To be clear, the Brit lost because she swam slower than she did in Beijing, from the start. She and Romanian Camelia Potec’s R-Evolution were the only fashion-fast suits of 2008 in the race. Of the top five in the race, Adlington and Potec were the only ones not to set best times. They finished 4th and 5th. Who knows whether things would have been the same under different circumstances? No-one - and that’s the point.

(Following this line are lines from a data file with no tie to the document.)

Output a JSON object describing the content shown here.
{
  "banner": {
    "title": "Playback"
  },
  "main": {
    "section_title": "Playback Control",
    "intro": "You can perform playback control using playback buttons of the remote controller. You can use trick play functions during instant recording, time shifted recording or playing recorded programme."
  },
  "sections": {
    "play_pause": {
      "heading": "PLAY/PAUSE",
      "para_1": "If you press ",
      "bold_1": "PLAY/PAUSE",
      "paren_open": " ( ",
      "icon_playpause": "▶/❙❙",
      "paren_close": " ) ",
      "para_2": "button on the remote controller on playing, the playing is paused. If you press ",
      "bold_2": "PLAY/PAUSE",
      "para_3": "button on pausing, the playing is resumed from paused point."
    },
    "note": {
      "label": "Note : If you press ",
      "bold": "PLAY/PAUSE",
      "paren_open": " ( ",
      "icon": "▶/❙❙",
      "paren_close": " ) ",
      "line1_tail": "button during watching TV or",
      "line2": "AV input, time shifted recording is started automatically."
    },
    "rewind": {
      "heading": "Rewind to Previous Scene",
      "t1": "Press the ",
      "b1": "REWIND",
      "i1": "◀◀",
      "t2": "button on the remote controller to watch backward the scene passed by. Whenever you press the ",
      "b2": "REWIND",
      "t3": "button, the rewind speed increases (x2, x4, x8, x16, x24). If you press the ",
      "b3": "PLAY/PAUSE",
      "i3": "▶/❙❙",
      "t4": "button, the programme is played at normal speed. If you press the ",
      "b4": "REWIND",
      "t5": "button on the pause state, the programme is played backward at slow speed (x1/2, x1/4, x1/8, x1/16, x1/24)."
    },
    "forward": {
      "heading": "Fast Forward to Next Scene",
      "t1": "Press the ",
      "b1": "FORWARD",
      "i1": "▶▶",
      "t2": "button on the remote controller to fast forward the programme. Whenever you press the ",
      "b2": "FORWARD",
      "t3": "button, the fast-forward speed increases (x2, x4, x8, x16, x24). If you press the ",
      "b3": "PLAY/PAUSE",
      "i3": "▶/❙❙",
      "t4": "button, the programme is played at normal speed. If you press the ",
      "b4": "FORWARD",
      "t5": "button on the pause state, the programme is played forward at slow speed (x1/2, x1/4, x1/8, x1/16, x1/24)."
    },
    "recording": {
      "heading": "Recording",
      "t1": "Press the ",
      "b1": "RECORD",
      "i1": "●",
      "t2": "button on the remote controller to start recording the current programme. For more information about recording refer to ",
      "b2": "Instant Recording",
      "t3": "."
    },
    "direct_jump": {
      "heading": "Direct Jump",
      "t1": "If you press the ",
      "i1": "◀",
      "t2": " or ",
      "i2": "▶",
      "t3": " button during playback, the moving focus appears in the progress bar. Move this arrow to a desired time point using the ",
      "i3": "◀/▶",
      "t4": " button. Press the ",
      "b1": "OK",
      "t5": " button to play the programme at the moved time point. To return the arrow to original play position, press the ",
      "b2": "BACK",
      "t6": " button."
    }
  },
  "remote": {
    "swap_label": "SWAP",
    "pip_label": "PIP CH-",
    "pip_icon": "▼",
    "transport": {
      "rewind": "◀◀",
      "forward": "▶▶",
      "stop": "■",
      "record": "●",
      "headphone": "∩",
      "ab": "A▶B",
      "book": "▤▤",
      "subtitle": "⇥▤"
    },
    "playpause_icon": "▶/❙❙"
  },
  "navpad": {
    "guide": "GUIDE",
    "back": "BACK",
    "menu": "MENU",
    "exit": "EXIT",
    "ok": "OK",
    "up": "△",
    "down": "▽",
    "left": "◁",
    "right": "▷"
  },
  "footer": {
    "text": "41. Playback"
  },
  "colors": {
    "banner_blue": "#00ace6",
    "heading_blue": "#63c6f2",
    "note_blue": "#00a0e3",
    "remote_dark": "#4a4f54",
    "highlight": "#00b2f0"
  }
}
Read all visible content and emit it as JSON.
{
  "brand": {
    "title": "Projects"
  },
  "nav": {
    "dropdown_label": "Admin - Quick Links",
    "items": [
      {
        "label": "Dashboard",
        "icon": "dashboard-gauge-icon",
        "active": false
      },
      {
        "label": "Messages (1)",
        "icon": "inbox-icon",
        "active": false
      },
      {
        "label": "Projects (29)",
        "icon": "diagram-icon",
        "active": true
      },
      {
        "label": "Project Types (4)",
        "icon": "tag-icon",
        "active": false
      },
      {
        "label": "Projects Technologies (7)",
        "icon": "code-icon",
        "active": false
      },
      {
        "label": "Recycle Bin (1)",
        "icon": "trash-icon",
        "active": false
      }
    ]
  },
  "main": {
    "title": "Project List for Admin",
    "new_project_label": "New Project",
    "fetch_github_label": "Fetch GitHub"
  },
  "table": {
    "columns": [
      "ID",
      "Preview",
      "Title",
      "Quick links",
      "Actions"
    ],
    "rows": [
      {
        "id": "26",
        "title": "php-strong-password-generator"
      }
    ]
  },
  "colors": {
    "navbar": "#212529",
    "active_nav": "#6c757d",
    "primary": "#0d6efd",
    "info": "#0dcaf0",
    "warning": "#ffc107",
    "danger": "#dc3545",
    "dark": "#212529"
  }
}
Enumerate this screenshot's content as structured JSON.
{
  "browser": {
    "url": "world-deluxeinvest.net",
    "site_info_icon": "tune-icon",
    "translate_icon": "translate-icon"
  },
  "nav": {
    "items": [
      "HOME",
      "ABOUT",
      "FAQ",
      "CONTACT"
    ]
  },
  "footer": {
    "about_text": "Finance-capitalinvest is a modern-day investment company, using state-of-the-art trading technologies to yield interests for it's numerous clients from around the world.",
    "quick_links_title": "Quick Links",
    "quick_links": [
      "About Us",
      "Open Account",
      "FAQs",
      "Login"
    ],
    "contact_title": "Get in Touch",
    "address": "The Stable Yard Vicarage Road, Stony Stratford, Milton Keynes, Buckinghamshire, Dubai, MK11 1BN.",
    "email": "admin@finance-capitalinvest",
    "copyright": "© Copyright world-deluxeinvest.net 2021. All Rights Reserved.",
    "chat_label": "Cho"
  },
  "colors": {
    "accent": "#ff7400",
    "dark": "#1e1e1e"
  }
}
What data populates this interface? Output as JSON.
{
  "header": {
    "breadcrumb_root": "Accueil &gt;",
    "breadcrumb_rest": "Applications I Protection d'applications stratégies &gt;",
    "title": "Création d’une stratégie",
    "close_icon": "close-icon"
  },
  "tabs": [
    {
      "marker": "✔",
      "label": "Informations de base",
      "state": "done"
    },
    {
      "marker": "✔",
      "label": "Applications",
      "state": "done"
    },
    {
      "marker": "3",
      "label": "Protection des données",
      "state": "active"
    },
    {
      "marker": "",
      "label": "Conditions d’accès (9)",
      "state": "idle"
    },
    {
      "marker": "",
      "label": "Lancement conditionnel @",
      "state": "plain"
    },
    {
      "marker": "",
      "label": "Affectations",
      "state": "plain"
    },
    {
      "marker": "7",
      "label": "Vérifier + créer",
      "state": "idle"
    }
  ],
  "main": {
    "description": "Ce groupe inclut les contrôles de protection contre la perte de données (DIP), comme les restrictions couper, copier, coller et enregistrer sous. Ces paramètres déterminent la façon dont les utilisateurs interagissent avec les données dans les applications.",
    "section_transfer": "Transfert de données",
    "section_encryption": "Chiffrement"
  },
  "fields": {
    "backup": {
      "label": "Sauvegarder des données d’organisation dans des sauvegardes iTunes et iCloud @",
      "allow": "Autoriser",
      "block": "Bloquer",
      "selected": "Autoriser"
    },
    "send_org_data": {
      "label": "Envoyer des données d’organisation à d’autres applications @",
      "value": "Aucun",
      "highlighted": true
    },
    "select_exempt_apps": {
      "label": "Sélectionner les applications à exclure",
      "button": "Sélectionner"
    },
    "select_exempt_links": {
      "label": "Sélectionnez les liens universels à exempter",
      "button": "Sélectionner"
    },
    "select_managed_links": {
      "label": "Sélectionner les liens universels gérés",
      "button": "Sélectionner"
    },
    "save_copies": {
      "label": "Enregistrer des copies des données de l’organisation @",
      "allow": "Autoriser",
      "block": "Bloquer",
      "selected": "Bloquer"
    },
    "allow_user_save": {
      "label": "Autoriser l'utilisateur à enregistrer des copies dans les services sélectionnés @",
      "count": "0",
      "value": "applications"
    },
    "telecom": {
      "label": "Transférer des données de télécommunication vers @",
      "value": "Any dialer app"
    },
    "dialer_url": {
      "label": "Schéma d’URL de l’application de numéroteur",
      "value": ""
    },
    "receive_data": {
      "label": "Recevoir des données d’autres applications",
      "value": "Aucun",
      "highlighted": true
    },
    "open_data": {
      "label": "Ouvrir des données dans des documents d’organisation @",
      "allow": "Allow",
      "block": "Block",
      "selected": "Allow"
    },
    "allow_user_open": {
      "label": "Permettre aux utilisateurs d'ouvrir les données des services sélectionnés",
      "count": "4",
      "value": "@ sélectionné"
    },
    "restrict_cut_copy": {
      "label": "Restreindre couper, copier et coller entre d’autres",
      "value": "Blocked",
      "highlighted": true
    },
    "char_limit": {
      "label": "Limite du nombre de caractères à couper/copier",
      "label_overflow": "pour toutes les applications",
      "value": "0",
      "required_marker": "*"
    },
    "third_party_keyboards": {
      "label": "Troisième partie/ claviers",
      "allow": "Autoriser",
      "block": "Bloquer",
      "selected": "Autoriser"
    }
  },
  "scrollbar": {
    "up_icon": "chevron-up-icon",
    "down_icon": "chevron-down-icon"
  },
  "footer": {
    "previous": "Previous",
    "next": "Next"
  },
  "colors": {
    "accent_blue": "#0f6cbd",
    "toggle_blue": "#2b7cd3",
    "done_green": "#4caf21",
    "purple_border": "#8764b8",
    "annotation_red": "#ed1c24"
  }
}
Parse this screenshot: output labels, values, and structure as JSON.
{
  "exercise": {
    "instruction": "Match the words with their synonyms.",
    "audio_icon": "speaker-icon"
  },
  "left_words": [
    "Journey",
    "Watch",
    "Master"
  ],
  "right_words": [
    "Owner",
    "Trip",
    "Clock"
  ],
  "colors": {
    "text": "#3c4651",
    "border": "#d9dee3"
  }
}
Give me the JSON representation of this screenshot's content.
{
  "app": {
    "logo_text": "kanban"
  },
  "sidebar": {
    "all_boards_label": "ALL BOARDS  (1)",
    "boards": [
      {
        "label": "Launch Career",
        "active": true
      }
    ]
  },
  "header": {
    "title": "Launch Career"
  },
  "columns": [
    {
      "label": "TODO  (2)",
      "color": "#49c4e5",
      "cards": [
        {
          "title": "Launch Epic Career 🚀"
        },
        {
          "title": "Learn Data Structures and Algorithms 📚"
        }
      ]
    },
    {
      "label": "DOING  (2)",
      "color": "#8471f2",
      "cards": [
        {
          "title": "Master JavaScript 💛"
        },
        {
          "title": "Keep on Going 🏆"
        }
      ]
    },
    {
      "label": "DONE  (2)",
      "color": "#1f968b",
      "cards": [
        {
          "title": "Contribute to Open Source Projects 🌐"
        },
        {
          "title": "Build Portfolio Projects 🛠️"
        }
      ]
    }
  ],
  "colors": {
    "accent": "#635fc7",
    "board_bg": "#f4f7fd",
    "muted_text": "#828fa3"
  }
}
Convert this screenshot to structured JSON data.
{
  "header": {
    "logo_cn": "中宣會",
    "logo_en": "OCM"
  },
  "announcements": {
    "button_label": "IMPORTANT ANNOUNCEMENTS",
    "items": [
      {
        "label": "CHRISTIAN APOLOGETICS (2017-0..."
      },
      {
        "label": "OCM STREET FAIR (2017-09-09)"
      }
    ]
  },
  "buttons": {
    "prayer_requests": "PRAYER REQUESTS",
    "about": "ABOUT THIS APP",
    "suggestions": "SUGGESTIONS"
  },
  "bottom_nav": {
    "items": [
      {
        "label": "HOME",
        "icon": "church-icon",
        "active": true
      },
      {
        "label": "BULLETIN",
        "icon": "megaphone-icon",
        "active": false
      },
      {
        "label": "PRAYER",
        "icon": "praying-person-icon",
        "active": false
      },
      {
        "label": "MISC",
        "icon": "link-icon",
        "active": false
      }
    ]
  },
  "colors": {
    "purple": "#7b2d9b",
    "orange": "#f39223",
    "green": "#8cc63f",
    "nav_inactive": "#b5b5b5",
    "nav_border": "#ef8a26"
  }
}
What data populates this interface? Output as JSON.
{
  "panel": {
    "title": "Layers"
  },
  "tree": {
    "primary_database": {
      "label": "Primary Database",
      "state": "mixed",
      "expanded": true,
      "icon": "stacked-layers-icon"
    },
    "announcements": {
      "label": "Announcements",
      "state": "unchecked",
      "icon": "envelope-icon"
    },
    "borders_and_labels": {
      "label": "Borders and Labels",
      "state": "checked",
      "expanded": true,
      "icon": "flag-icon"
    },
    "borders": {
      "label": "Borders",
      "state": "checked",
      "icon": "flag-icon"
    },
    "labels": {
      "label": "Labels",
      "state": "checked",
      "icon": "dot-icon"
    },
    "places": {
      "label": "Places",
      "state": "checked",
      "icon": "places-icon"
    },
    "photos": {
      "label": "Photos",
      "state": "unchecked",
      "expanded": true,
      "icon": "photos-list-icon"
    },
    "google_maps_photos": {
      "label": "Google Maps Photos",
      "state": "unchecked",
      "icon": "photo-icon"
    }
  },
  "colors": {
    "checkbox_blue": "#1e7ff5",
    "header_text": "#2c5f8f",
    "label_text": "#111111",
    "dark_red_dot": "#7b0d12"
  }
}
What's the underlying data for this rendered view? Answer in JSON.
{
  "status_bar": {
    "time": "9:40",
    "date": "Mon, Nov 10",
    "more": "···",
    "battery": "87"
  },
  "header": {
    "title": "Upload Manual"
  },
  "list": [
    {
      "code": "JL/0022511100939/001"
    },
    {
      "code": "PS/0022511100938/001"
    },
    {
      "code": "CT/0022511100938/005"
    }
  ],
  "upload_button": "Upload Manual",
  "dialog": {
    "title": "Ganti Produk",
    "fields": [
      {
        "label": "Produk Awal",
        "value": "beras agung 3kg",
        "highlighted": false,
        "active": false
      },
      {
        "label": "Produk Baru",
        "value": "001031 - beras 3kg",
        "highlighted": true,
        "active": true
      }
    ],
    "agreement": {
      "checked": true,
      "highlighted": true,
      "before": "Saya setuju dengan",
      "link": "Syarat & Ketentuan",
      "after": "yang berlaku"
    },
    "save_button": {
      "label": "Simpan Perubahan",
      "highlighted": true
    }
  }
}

The five women swam pratically in a line the whole way but it was Friis who piled on the pressure with 200m to go. Two laps later, Potec had gone, the Brits were hanging on and Filippi was responding to a Roman crowd on its feet. The Italian turned almost level with Friis going into the last length but the Dane found 1.14sec more speed in her X-Glide than Filippi found in her jaked01. Jackson and her Hydrofoil produced the fastest last 50 in the race, 29.17, for the silver, leaving Adlington in her wake, but battling to the end to finish 3.8sec outside the world record she set in Beijing last year.
Friis said: “It’s a dream. It’s not sunk in. In the last 200m I decided to speed up and try to get away. I had no doubt I’d win after the last turn.”
Jackson said: “It was a very tough race. The schedule, with relays, has really taken it out of Becky and me. I’m very happy with that, though. I didn’t expect a silver. It was my last swim of the meet and I felt great down the last 50.”
Filippi said that she was so tired she couldn’t walk. She had hoped to get to the world record, after having passed the 800m on the way to victory over 1,500m in 8:20.
Adlington said: “That was so tough. Just to come back a year after the Olympics - there's nothing like the Olympics. I really felt the pressure of expectation today. I thought I was coping with it but I'm obviously not dealing with it as well as I thought I would,” said Adlington.